“I miss my home / But there’s a fire burning in my bones,” horrifically cliched and creatively drained lyrics like this are just one of the horcruxes for an album plagued by lifeless and unidentifiable singer-songwriter pop.
Platten’s songwriting style can be broken down into two parts: forced rhymes and disconnected imagery; the latter mystically leading people to the belief that Platten is somehow an original and decent lyricist. She shamelessly indulges in overdone lines and ideas: “I’m a lion, I’m a tiger / I’m a caged bird, I’m on fire.” Make no mistake, just because this 34-year-old writes her own songs doesn’t mean she has a sliver of the maturity, wisdom, and sensibility as any 16-year-old slam poet in the country.

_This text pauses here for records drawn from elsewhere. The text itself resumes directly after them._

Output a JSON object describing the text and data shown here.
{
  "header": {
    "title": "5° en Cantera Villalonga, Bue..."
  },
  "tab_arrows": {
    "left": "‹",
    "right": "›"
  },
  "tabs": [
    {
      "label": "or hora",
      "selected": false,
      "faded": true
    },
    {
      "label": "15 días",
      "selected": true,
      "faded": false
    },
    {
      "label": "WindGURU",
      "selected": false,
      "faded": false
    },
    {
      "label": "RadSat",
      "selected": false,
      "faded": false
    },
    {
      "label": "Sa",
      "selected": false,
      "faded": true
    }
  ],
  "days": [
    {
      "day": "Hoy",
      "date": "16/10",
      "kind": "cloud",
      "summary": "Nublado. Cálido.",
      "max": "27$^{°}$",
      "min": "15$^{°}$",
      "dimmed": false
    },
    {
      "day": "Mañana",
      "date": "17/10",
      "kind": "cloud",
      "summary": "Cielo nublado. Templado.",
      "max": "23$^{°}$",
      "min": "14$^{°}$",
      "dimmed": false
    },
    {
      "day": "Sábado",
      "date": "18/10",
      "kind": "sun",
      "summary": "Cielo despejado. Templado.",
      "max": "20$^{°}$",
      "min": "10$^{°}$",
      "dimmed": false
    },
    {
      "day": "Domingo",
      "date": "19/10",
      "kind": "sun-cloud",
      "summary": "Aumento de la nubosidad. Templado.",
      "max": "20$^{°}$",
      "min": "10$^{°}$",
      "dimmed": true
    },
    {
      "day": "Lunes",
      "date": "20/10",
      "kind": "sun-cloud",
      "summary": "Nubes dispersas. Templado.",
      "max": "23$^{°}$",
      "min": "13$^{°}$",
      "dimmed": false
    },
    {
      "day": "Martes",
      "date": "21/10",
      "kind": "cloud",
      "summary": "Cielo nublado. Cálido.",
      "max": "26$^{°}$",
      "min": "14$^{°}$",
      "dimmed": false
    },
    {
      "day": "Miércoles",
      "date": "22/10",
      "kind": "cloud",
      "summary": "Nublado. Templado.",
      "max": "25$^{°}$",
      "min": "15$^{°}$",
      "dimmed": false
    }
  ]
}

Over-produced, bland pop productions try but fail to hide the faults of the lyricism. Each song stuffs as many elements of 2015 Adult Contemporary and Top 40 Mainstream production as possible; from fluttering synths in “Angels in Chelsea” to the bombastic drums that can be found in almost every single track, there’s nothing on the album that one couldn’t find in a ten-second snippet of any Sia song. Even worse, the album offers the 47th rip-off of Sara Bareilles’ “Brave” that we’ve heard since it’s 2013 release: “Stand By You.”
“Fight Song” may have been a guilty pleasure with its easily memorizable lyrics and melody, but you’re better off staying far away from the rest of this album.